From 1945 to 1950, the United States returned 178,000 dead American servicemen back home and reburied another 80,000 in overseas cemeteries at their families' request. Never before had a nation returned so many of its fallen warriors from distant battlefields. But another 78,000 servicemen were missing in action, their bodies never to be found, their families never to know the peace of closure.
Safely Rest recalls this virtually forgotten episode of WWII through the recollections of the survivors and the letters and histories of the dead themselves. It tells of those who struggled to absorb their loss and rebuild their lives-and of those who would never be able to move on.
Most memorably, it tells of Lt. Jesse D. "Red" Franks, Jr.first reported missing, then dead, then alive-and of his extraordinarily devoted father, who gave up everything to work as a missionary in war-torn Europe for years until he discovered what truly happened to his son.
If World War II was the "Great Crusade," then its dead are the true heroes of the war. And this is their story.
|Publisher:||Penguin Publishing Group|
|Product dimensions:||6.06(w) x 8.90(h) x 0.90(d)|
About the Author
David P. Colley is an award-winning journalist, formerly with the Baltimore Sun, who writes frequently on military subjects for numerous national publications. He is the author of the well-received Blood for Dignity, and The Road to Victory, which won the Army Historical Foundation's Distinguished Book Award.
Most Helpful Customer Reviews

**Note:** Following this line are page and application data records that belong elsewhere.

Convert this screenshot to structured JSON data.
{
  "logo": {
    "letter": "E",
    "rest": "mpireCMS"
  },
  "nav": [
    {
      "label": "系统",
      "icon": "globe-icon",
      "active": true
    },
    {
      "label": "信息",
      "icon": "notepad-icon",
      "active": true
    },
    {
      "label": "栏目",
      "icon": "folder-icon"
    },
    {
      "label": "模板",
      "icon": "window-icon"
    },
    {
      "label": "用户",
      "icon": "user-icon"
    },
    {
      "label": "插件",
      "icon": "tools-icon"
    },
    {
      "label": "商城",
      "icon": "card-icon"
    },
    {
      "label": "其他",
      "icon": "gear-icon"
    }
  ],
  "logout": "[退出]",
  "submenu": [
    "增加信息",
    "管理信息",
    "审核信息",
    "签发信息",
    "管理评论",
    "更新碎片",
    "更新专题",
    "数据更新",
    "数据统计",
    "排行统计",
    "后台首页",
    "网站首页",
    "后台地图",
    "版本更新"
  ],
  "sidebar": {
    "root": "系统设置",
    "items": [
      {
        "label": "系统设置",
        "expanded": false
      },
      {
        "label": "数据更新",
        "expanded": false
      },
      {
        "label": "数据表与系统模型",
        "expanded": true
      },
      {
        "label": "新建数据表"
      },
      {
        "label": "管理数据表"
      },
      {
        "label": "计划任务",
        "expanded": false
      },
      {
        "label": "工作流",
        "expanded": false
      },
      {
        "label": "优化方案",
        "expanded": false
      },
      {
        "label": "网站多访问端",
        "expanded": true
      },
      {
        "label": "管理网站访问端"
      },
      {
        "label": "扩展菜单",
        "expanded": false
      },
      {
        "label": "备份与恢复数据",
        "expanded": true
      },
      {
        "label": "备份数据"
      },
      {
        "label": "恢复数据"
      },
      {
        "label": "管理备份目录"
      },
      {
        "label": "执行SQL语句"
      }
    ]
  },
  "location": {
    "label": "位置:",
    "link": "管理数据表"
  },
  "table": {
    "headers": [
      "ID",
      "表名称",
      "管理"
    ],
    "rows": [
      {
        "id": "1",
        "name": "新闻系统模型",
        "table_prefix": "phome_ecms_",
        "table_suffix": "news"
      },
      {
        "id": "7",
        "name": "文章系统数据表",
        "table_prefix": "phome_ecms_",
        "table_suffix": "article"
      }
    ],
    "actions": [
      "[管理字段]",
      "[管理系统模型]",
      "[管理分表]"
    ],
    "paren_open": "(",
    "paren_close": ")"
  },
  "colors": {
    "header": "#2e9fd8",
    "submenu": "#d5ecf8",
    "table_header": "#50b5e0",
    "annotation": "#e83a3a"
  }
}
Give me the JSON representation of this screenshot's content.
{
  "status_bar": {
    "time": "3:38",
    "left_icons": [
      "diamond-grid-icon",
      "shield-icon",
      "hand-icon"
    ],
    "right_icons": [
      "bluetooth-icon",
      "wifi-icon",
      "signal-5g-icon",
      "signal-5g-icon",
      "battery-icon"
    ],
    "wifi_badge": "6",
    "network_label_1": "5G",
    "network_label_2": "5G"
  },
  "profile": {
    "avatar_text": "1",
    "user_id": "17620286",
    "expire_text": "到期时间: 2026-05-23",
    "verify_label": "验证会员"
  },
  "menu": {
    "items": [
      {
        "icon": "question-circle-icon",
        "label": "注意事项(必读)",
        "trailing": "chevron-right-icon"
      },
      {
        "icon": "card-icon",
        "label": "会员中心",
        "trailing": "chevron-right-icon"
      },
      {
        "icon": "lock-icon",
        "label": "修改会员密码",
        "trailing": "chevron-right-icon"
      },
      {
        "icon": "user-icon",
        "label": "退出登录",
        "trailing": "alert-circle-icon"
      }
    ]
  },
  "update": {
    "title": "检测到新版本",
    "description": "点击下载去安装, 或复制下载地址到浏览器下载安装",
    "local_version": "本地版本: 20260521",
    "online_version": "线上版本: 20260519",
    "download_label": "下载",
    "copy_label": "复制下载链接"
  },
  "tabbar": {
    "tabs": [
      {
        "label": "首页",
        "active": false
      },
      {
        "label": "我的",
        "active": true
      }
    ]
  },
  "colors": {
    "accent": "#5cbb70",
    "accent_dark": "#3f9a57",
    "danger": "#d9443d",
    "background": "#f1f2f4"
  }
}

David Colley does an amazing job with how he wrote the story, but the leaf of the book is misleading. I picked up the book thinking that I would learn more about the return of the American Soldiers who passed overseas, however, I found that most of the book was devoted on one family. While written well, only go into this book knowing that it is really about one family's journey and not the entire process as a whole. The few paragraphs devoted of the actual process of returning dead were stunning.... yet they left me only wanting to skim through the one family's search for their son.